- Opening Delimiter -

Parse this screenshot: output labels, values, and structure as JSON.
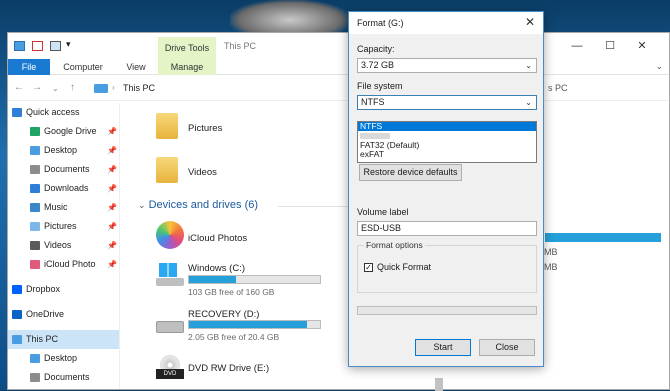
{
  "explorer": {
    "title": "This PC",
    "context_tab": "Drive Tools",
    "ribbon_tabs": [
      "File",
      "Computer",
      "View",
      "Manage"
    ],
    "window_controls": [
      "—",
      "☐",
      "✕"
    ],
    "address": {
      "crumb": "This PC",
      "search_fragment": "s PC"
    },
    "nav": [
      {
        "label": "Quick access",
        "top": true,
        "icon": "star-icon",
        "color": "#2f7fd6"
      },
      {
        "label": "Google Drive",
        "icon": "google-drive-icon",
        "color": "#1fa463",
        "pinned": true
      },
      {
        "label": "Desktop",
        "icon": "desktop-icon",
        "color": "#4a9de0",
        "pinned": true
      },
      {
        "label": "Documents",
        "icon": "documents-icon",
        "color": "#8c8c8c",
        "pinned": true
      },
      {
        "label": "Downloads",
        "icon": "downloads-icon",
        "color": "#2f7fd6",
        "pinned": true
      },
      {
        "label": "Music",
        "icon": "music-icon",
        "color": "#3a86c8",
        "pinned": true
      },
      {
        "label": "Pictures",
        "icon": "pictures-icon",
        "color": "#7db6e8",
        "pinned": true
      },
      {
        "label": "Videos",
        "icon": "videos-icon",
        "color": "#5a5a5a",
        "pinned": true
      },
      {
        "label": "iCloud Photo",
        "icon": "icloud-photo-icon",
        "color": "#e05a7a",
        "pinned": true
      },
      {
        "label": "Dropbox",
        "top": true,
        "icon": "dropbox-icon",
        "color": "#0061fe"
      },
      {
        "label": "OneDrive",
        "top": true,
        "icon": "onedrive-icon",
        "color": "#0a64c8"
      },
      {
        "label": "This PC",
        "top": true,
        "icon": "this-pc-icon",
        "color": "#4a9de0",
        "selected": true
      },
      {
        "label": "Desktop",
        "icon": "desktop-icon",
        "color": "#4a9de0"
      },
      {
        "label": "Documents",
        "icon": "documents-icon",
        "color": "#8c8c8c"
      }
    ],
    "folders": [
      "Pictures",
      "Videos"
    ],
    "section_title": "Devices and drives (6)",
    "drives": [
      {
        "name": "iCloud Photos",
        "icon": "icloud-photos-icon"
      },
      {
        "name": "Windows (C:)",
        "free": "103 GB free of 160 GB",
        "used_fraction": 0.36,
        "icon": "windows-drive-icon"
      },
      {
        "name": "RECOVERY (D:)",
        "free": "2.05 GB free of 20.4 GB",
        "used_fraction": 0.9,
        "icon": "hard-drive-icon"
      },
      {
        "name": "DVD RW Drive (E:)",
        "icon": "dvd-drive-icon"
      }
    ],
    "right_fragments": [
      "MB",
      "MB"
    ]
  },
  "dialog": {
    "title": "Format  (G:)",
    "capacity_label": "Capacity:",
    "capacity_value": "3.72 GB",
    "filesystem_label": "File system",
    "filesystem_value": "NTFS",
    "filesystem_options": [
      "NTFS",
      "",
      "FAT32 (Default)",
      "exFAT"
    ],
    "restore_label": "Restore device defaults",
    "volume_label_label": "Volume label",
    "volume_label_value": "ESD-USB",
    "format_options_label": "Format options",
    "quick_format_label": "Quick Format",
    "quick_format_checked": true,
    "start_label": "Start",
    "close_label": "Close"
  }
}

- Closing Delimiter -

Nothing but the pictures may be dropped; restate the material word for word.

Parse this screenshot: output labels, values, and structure as JSON.
{
  "explorer": {
    "title": "This PC",
    "context_tab": "Drive Tools",
    "ribbon_tabs": [
      "File",
      "Computer",
      "View",
      "Manage"
    ],
    "window_controls": [
      "—",
      "☐",
      "✕"
    ],
    "address": {
      "crumb": "This PC",
      "search_fragment": "s PC"
    },
    "nav": [
      {
        "label": "Quick access",
        "top": true,
        "icon": "star-icon",
        "color": "#2f7fd6"
      },
      {
        "label": "Google Drive",
        "icon": "google-drive-icon",
        "color": "#1fa463",
        "pinned": true
      },
      {
        "label": "Desktop",
        "icon": "desktop-icon",
        "color": "#4a9de0",
        "pinned": true
      },
      {
        "label": "Documents",
        "icon": "documents-icon",
        "color": "#8c8c8c",
        "pinned": true
      },
      {
        "label": "Downloads",
        "icon": "downloads-icon",
        "color": "#2f7fd6",
        "pinned": true
      },
      {
        "label": "Music",
        "icon": "music-icon",
        "color": "#3a86c8",
        "pinned": true
      },
      {
        "label": "Pictures",
        "icon": "pictures-icon",
        "color": "#7db6e8",
        "pinned": true
      },
      {
        "label": "Videos",
        "icon": "videos-icon",
        "color": "#5a5a5a",
        "pinned": true
      },
      {
        "label": "iCloud Photo",
        "icon": "icloud-photo-icon",
        "color": "#e05a7a",
        "pinned": true
      },
      {
        "label": "Dropbox",
        "top": true,
        "icon": "dropbox-icon",
        "color": "#0061fe"
      },
      {
        "label": "OneDrive",
        "top": true,
        "icon": "onedrive-icon",
        "color": "#0a64c8"
      },
      {
        "label": "This PC",
        "top": true,
        "icon": "this-pc-icon",
        "color": "#4a9de0",
        "selected": true
      },
      {
        "label": "Desktop",
        "icon": "desktop-icon",
        "color": "#4a9de0"
      },
      {
        "label": "Documents",
        "icon": "documents-icon",
        "color": "#8c8c8c"
      }
    ],
    "folders": [
      "Pictures",
      "Videos"
    ],
    "section_title": "Devices and drives (6)",
    "drives": [
      {
        "name": "iCloud Photos",
        "icon": "icloud-photos-icon"
      },
      {
        "name": "Windows (C:)",
        "free": "103 GB free of 160 GB",
        "used_fraction": 0.36,
        "icon": "windows-drive-icon"
      },
      {
        "name": "RECOVERY (D:)",
        "free": "2.05 GB free of 20.4 GB",
        "used_fraction": 0.9,
        "icon": "hard-drive-icon"
      },
      {
        "name": "DVD RW Drive (E:)",
        "icon": "dvd-drive-icon"
      }
    ],
    "right_fragments": [
      "MB",
      "MB"
    ]
  },
  "dialog": {
    "title": "Format  (G:)",
    "capacity_label": "Capacity:",
    "capacity_value": "3.72 GB",
    "filesystem_label": "File system",
    "filesystem_value": "NTFS",
    "filesystem_options": [
      "NTFS",
      "",
      "FAT32 (Default)",
      "exFAT"
    ],
    "restore_label": "Restore device defaults",
    "volume_label_label": "Volume label",
    "volume_label_value": "ESD-USB",
    "format_options_label": "Format options",
    "quick_format_label": "Quick Format",
    "quick_format_checked": true,
    "start_label": "Start",
    "close_label": "Close"
  }
}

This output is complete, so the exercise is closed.